Despite its origins
in this country as the purveyor of simple and affordable little Bugs and Buses, the VW brand hasn't been featured very often in the Base Camp series. This is largely in part to their recent predilection for peddling Cherman Engineering
and pricing their wares accordingly.
Volkswagen plays in the compact crossover market, of course, just like every other major manufacturer looking to make a buck in this popular segment. Called the Tiguan, this Teutonic tongue twister starts at a hair under $30,000. For that sum, one will find themselves in command of a 2.0-litre four-cylinder engine making 184 horsepower which is roughly average for this segment. It's worth noting that no matter how much one spends on a Tiguan, power levels remain the same. Those ponies are funneled to the earth through an 8-speed automatic to the front wheels. Trendline is the only trim available in FWD, by the way; all-wheel drive is a $2,200 option.
Its typical crossover shape is jazzed up by standard LED illumination for the daytime running lights and rear taillamps.
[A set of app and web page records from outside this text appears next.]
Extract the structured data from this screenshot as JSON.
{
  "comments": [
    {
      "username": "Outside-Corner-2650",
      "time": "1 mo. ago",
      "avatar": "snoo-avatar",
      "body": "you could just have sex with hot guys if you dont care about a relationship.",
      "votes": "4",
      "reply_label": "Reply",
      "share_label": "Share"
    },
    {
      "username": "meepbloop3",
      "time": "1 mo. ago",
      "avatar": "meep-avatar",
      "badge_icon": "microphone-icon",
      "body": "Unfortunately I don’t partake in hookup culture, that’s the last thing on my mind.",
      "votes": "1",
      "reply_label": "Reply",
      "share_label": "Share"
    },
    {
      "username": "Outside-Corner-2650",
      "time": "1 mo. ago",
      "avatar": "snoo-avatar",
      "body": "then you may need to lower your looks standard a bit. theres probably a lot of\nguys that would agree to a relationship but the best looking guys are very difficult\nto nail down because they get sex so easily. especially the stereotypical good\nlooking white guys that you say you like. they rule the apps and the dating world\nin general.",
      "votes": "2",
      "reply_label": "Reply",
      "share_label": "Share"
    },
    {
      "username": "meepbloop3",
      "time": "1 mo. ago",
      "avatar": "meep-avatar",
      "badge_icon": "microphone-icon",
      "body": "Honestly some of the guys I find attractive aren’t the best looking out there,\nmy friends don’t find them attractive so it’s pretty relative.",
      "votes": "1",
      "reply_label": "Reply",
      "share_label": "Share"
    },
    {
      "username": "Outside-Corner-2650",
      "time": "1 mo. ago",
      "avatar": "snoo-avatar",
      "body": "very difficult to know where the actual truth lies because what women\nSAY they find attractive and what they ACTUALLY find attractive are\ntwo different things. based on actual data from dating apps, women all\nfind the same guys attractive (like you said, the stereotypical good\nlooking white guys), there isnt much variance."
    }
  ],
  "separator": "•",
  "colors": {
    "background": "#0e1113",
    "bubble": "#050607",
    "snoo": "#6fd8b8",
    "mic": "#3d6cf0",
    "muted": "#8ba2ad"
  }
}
Seventeen-inch alloy wheels put to rest any fears of cheap looking steelies showing up on this base model, though blacked-out window surrounds are a dead giveaway that this is the cheapest Tiguan. However, colour-keyed exterior side mirrors are heated as are the washer nozzles - a thoughtful addition for cold Canadian winters. Continuing an irritating theme, only four shades of grey are available as paint choices
Front seats are heated and the single-zone climate control is equipped with air conditioning as you'd expect in this price bracket. Trendline is the only Tiguan trim not to have some sort of leather or leatherette covering on its steering wheel, a surface you'll palm every time you drive the thing. Third-row seating is offered for $750 but only sadists and the delusional would dream of poking human beings in the way back of a Tiguan. If you want more chairs in your VW crossover, best step up to a larger vehicle.
Also, it's the only trim in the lineup to be saddled with the brand's sad-sack 6.5-inch infotainment system that's absent satellite radio capability. It does play well with Apple CarPlay and Android Auto, however, so that's a plus.
What We'd Choose
Customers would do well to closely examine the next-level-up Comfortline trim before signing off on a base Trendline. Keyless access is added, plus a power tailgate and prep for a remote starter. Front seats gain power adjustments and the climate control morphs into a dual-zone unit while the infotainment system grows in size while adding satellite radio and other functionalities. Additional leatherette touch points don't hurt, either.
The kicker is that Comfortline is only available in all-wheel drive, jacking the price to $35,145. This is a long walk from an entry-level Trendline but only $3,150 more dear than an all-wheel drive Trendline. If power going to all four wheels is important to you, this is one case in which we recommend a trim that doesn't reside at Base Camp.
Find rest of the Base Camp series here